Tuesday, May 1, 2007

The Jerome Family - 2

The Second Empire was at its height. Napoleon III had renovated Paris. “Never had the Empire seemed more assured, the court more brilliant, the fetes more gorgeous,” Jennie later wrote. Relieved of the burden of Leonard’s philandering, Clara bloomed in her own, softer way. She presented her daughters at court. The Jeromes became intimate friends of the Empress Eugenie and the rest of the Imperial family. Jennie saw Eugenie’s beauty and admired her power to move men, influence events, and change history.

Then came 1870 and the Franco-Prussian War. The Commune took over Paris. The German army surrounded the city. The French declared the Third Republic. Clara, Jennie, and her sisters made a “Gone With the Wind” style escape through the mobs to make the last train out.

Napoleon was a captive of the Germans. Eugenie was a fugitive from both them and the Republic. Everybody remembered what had happened to Marie Antoinette. From the Channel Coast they helped her flee to England.

Leonard came at once and got them into Brown’s Hotel just off Piccadilly. From Jennie’s memoirs: “A winter spent in the gloom and fogs of London did not tend to dispel the melancholy which we felt.”

After the surrender, they returned to Paris. In the immediate aftermath of the Commune’s violence and the Germans’ siege, Paris was a drab, unhappy place.


Ruins everywhere: the sight of the Tuileries and the Hotel de Ville made me cry. St.-Cloud, the scene of many pleasant expeditions, was a thing of the past, the lovely chateau razed to the ground. And if material Paris was damaged, the social fabric was even more so. In vain we tried to pick up the threads. Some of our friends were killed, others ruined or in mourning, and all broken-hearted and miserable, hiding in their houses and refusing to be comforted.
How life had changed for Jennie Jerome! Had she stayed in New York, she would have had a sheltered, rich girl’s life though enlivened no doubt by her debonair father. Now the family was broken. By 1871 she had known the court of Napoleon III and had been introduced to the highest levels of social and political life. During that desperate flight from Paris on that last day, she had experienced danger and had seen death. She had experienced the plight of the refugee. And she had seen the aftermath of defeat.

The Jerome women still had entry to some of the high points of the social season, though their sponsors were increasingly bleak. At the Cowes Regatta, (the same Cowes that her father had crashed a few years earlier), she remembered,
I can see now the Emperor leaning against the mast looking old, ill and sad. His thoughts could not have been other than sorrowful and, even in my young eyes, he seemed to have nothing to live for.
Aristocrats from all over Europe always came to Cowes. The Jeromes made an annual appearance.

The Stock Market Crash of 1873 left Leonard Jerome broke. Jennie was 19 years old. They still attended another season at Cowes.
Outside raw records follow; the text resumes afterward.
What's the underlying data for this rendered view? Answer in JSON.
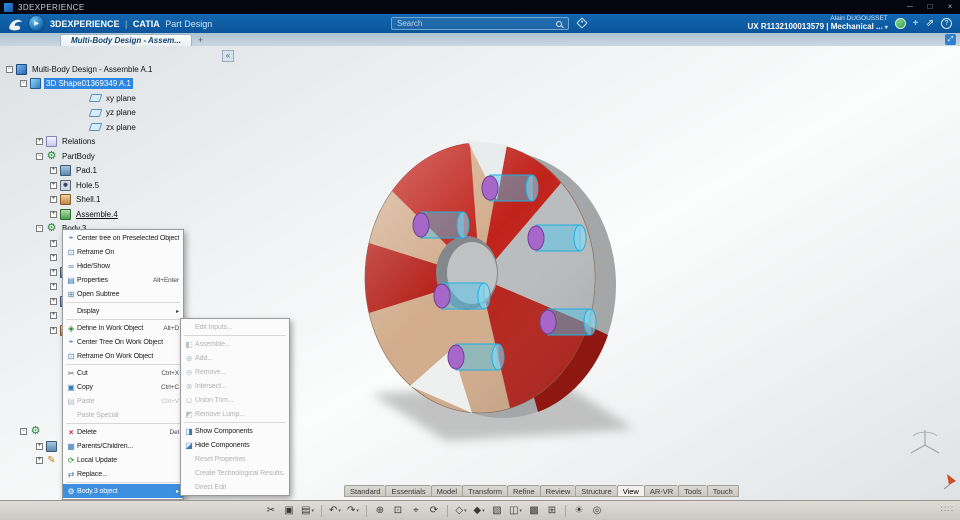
{
  "titlebar": {
    "app_name": "3DEXPERIENCE",
    "minimize": "─",
    "maximize": "□",
    "close": "×"
  },
  "appbar": {
    "brand": "3DEXPERIENCE",
    "divider": "|",
    "app_name": "CATIA",
    "module_name": "Part Design",
    "compass_play": "▶",
    "search_placeholder": "Search",
    "user_name": "Alain DUGOUSSET",
    "workspace_label": "UX R1132100013579 | Mechanical ...",
    "workspace_caret": "▾",
    "add_label": "+",
    "share_glyph": "⇗",
    "help_label": "?"
  },
  "tabbar": {
    "tabs": [
      {
        "label": "Multi-Body Design - Assem...",
        "active": true
      }
    ],
    "new_tab_label": "+",
    "expand_glyph": "⤢"
  },
  "tree": {
    "collapse_glyph": "«",
    "items": [
      {
        "label": "Multi-Body Design - Assemble A.1",
        "indent": 0,
        "icon": "assembly",
        "expander": "minus"
      },
      {
        "label": "3D Shape01369349 A.1",
        "indent": 1,
        "icon": "shape",
        "expander": "minus",
        "selected": true
      },
      {
        "label": "xy plane",
        "indent": 4,
        "icon": "plane",
        "expander": "none"
      },
      {
        "label": "yz plane",
        "indent": 4,
        "icon": "plane",
        "expander": "none"
      },
      {
        "label": "zx plane",
        "indent": 4,
        "icon": "plane",
        "expander": "none"
      },
      {
        "label": "Relations",
        "indent": 2,
        "icon": "relations",
        "expander": "plus"
      },
      {
        "label": "PartBody",
        "indent": 2,
        "icon": "partbody",
        "glyph": "⚙",
        "expander": "minus"
      },
      {
        "label": "Pad.1",
        "indent": 3,
        "icon": "pad",
        "expander": "plus"
      },
      {
        "label": "Hole.5",
        "indent": 3,
        "icon": "hole",
        "expander": "plus"
      },
      {
        "label": "Shell.1",
        "indent": 3,
        "icon": "shell",
        "expander": "plus"
      },
      {
        "label": "Assemble.4",
        "indent": 3,
        "icon": "assemble",
        "expander": "plus",
        "underline": true
      },
      {
        "label": "Body.3",
        "indent": 2,
        "icon": "body",
        "glyph": "⚙",
        "expander": "minus"
      },
      {
        "label": "",
        "indent": 3,
        "icon": "feature",
        "glyph": "✎",
        "expander": "plus"
      },
      {
        "label": "",
        "indent": 3,
        "icon": "feature",
        "glyph": "✎",
        "expander": "plus"
      },
      {
        "label": "",
        "indent": 3,
        "icon": "pad",
        "expander": "plus"
      },
      {
        "label": "",
        "indent": 3,
        "icon": "feature",
        "glyph": "✎",
        "expander": "plus"
      },
      {
        "label": "",
        "indent": 3,
        "icon": "pad",
        "expander": "plus"
      },
      {
        "label": "",
        "indent": 3,
        "icon": "feature",
        "glyph": "✎",
        "expander": "plus"
      },
      {
        "label": "",
        "indent": 3,
        "icon": "shell",
        "expander": "plus"
      },
      {
        "label": "",
        "indent": 5,
        "icon": "blank",
        "expander": "none"
      },
      {
        "label": "",
        "indent": 5,
        "icon": "blank",
        "expander": "none"
      },
      {
        "label": "",
        "indent": 5,
        "icon": "blank",
        "expander": "none"
      },
      {
        "label": "",
        "indent": 5,
        "icon": "blank",
        "expander": "none"
      },
      {
        "label": "",
        "indent": 5,
        "icon": "blank",
        "expander": "none"
      },
      {
        "label": "",
        "indent": 5,
        "icon": "blank",
        "expander": "none"
      },
      {
        "label": "",
        "indent": 1,
        "icon": "body",
        "glyph": "⚙",
        "expander": "minus"
      },
      {
        "label": "",
        "indent": 2,
        "icon": "pad",
        "expander": "plus"
      },
      {
        "label": "",
        "indent": 2,
        "icon": "feature",
        "glyph": "✎",
        "expander": "plus"
      }
    ]
  },
  "context_menu": {
    "items": [
      {
        "label": "Center tree on Preselected Objects",
        "icon": "center-tree-icon",
        "glyph": "⌖"
      },
      {
        "label": "Reframe On",
        "icon": "reframe-icon",
        "glyph": "⊡"
      },
      {
        "label": "Hide/Show",
        "icon": "hide-show-icon",
        "glyph": "∞"
      },
      {
        "label": "Properties",
        "shortcut": "Alt+Enter",
        "icon": "properties-icon",
        "glyph": "▤"
      },
      {
        "label": "Open Subtree",
        "icon": "open-subtree-icon",
        "glyph": "⊞",
        "separator_after": true
      },
      {
        "label": "Display",
        "submenu": true,
        "separator_after": true
      },
      {
        "label": "Define In Work Object",
        "shortcut": "Alt+D",
        "icon": "define-work-icon",
        "glyph": "◈"
      },
      {
        "label": "Center Tree On Work Object",
        "icon": "center-work-icon",
        "glyph": "⌖"
      },
      {
        "label": "Reframe On Work Object",
        "icon": "reframe-work-icon",
        "glyph": "⊡",
        "separator_after": true
      },
      {
        "label": "Cut",
        "shortcut": "Ctrl+X",
        "icon": "cut-icon",
        "glyph": "✂"
      },
      {
        "label": "Copy",
        "shortcut": "Ctrl+C",
        "icon": "copy-icon",
        "glyph": "▣"
      },
      {
        "label": "Paste",
        "shortcut": "Ctrl+V",
        "icon": "paste-icon",
        "glyph": "▤",
        "disabled": true
      },
      {
        "label": "Paste Special",
        "disabled": true,
        "separator_after": true
      },
      {
        "label": "Delete",
        "shortcut": "Del",
        "icon": "delete-icon",
        "glyph": "×"
      },
      {
        "label": "Parents/Children...",
        "icon": "parents-children-icon",
        "glyph": "▦"
      },
      {
        "label": "Local Update",
        "icon": "local-update-icon",
        "glyph": "⟳"
      },
      {
        "label": "Replace...",
        "icon": "replace-icon",
        "glyph": "⇄",
        "separator_after": true
      },
      {
        "label": "Body.3 object",
        "icon": "body-object-icon",
        "glyph": "⚙",
        "submenu": true,
        "highlighted": true
      }
    ]
  },
  "context_submenu": {
    "items": [
      {
        "label": "Edit Inputs...",
        "disabled": true,
        "separator_after": true
      },
      {
        "label": "Assemble...",
        "icon": "assemble-op-icon",
        "glyph": "◧",
        "disabled": true
      },
      {
        "label": "Add...",
        "icon": "add-op-icon",
        "glyph": "⊕",
        "disabled": true
      },
      {
        "label": "Remove...",
        "icon": "remove-op-icon",
        "glyph": "⊖",
        "disabled": true
      },
      {
        "label": "Intersect...",
        "icon": "intersect-op-icon",
        "glyph": "⊗",
        "disabled": true
      },
      {
        "label": "Union Trim...",
        "icon": "union-trim-icon",
        "glyph": "⊔",
        "disabled": true
      },
      {
        "label": "Remove Lump...",
        "icon": "remove-lump-icon",
        "glyph": "◩",
        "disabled": true,
        "separator_after": true
      },
      {
        "label": "Show Components",
        "icon": "show-components-icon",
        "glyph": "◨"
      },
      {
        "label": "Hide Components",
        "icon": "hide-components-icon",
        "glyph": "◪"
      },
      {
        "label": "Reset Properties",
        "disabled": true
      },
      {
        "label": "Create Technological Results...",
        "disabled": true
      },
      {
        "label": "Direct Edit",
        "disabled": true
      }
    ]
  },
  "ribbon": {
    "tabs": [
      "Standard",
      "Essentials",
      "Model",
      "Transform",
      "Refine",
      "Review",
      "Structure",
      "View",
      "AR-VR",
      "Tools",
      "Touch"
    ],
    "active": "View"
  },
  "toolbar": {
    "items": [
      {
        "name": "cut-tool",
        "glyph": "✂"
      },
      {
        "name": "copy-tool",
        "glyph": "▣"
      },
      {
        "name": "paste-tool",
        "glyph": "▤",
        "dropdown": true
      },
      {
        "sep": true
      },
      {
        "name": "undo-button",
        "glyph": "↶",
        "dropdown": true
      },
      {
        "name": "redo-button",
        "glyph": "↷",
        "dropdown": true
      },
      {
        "sep": true
      },
      {
        "name": "zoom-in-tool",
        "glyph": "⊕"
      },
      {
        "name": "zoom-fit-tool",
        "glyph": "⊡"
      },
      {
        "name": "pan-tool",
        "glyph": "⌖"
      },
      {
        "name": "rotate-tool",
        "glyph": "⟳"
      },
      {
        "sep": true
      },
      {
        "name": "view-orientation-tool",
        "glyph": "◇",
        "dropdown": true
      },
      {
        "name": "render-style-tool",
        "glyph": "◆",
        "dropdown": true
      },
      {
        "name": "wireframe-tool",
        "glyph": "▧"
      },
      {
        "name": "section-tool",
        "glyph": "◫",
        "dropdown": true
      },
      {
        "name": "hide-show-space-tool",
        "glyph": "▩"
      },
      {
        "name": "screen-capture-tool",
        "glyph": "⊞"
      },
      {
        "sep": true
      },
      {
        "name": "ambience-tool",
        "glyph": "☀"
      },
      {
        "name": "magnifier-tool",
        "glyph": "◎"
      }
    ],
    "grip": "∷∷"
  },
  "viewport": {
    "colors": {
      "red": "#b51f18",
      "tan": "#d2ac8c",
      "steel": "#b9bcbf",
      "highlight_cyan": "#35c3f2",
      "magenta": "#a667c9",
      "shadow": "#9f9f9f"
    }
  }
}
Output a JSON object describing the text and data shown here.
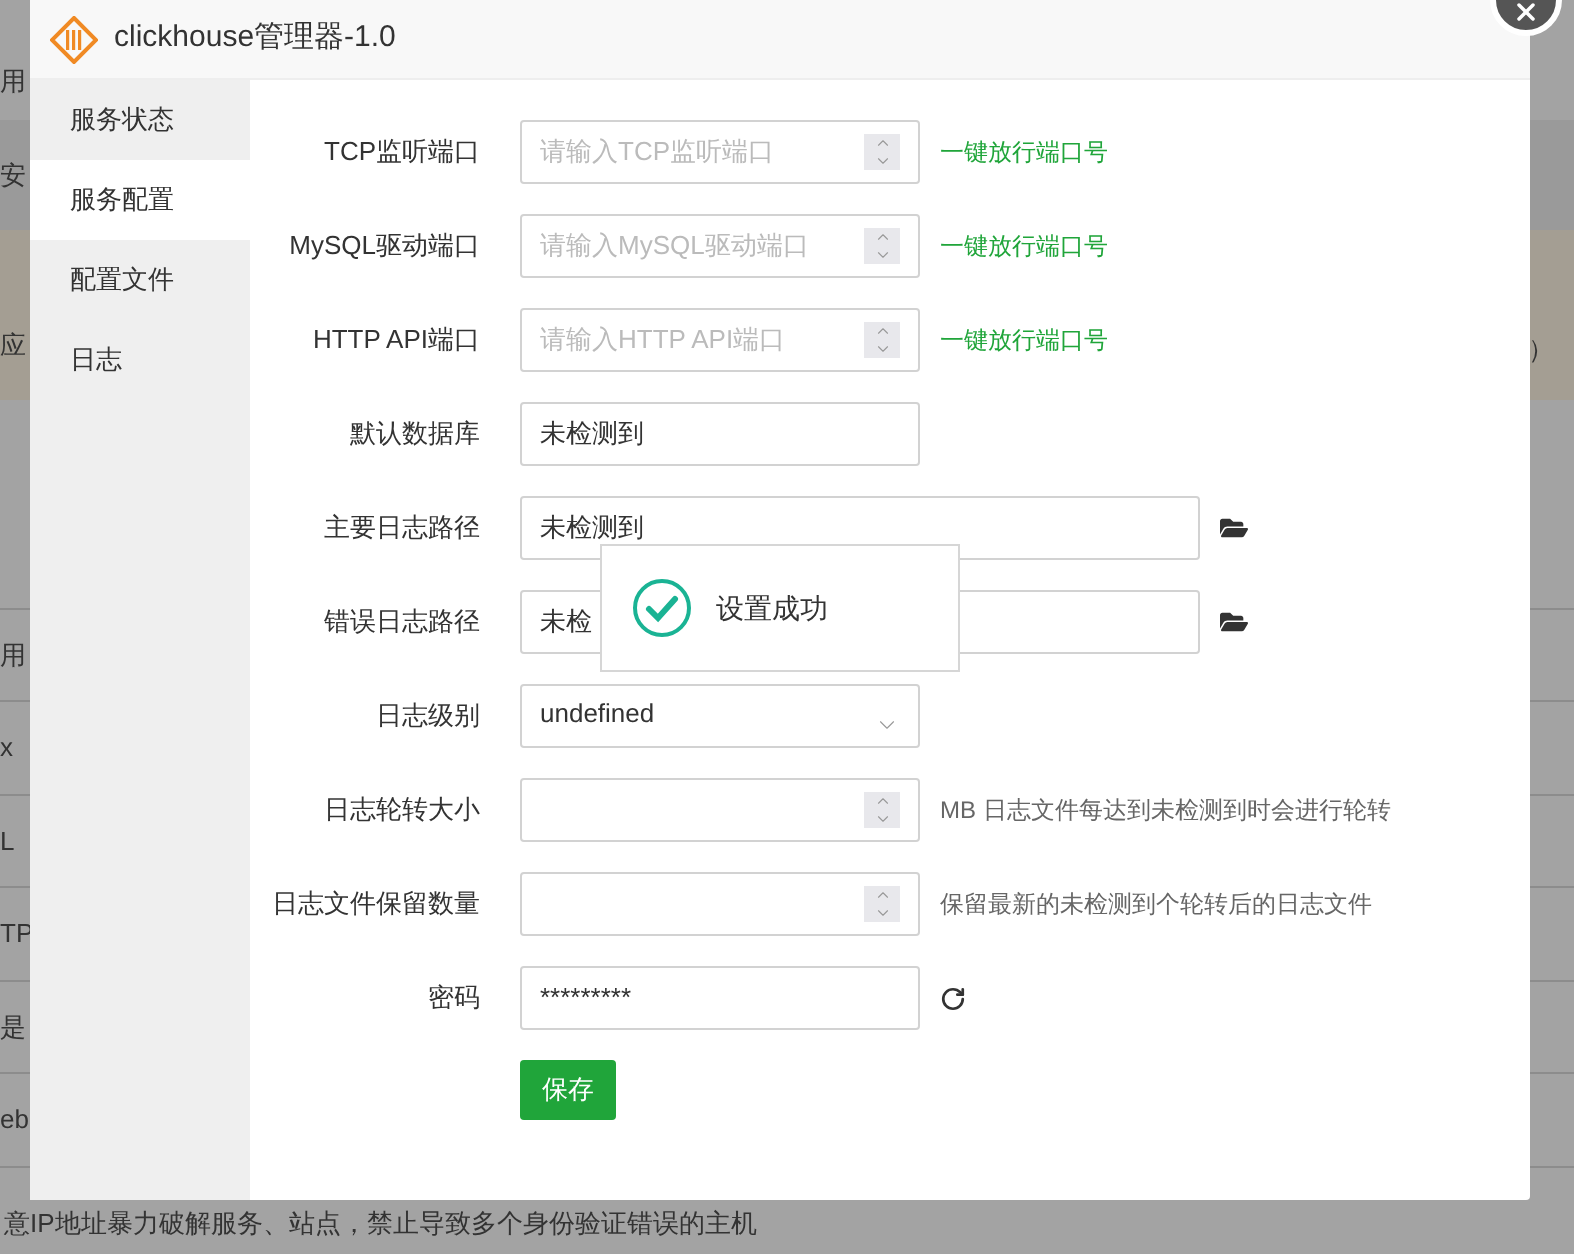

A Regatta ball at Cowes was an interesting event. This year, for example, a must-see one was the August 12 ball for the heirs to the Russian throne on board the HMS Ariadne. The Jerome women had to jump in their evening dresses from the barge to the ladders hanging on the side of the ship. They then had to climb up. This task accomplished, they could admire the bobbing lanterns, the giant flags of Great Britain and Imperial Russia, or the music of the Royal Marine Band.

They stood there bare-shouldered, dark complexioned, and hesitant. Young men danced with them. Time swept by as it always does on such nights. Jennie was standing alone dreamily admiring a set of Chinese lanterns bobbing in the twilight breeze when her friend Frank Bertie came up and said, “Miss Jerome, may I present an old friend of mine who has just arrived in Cowes, Lord Randolf Churchill.”

Excerpt from a book in progress. Churchill Stories. (from Chapter 1.)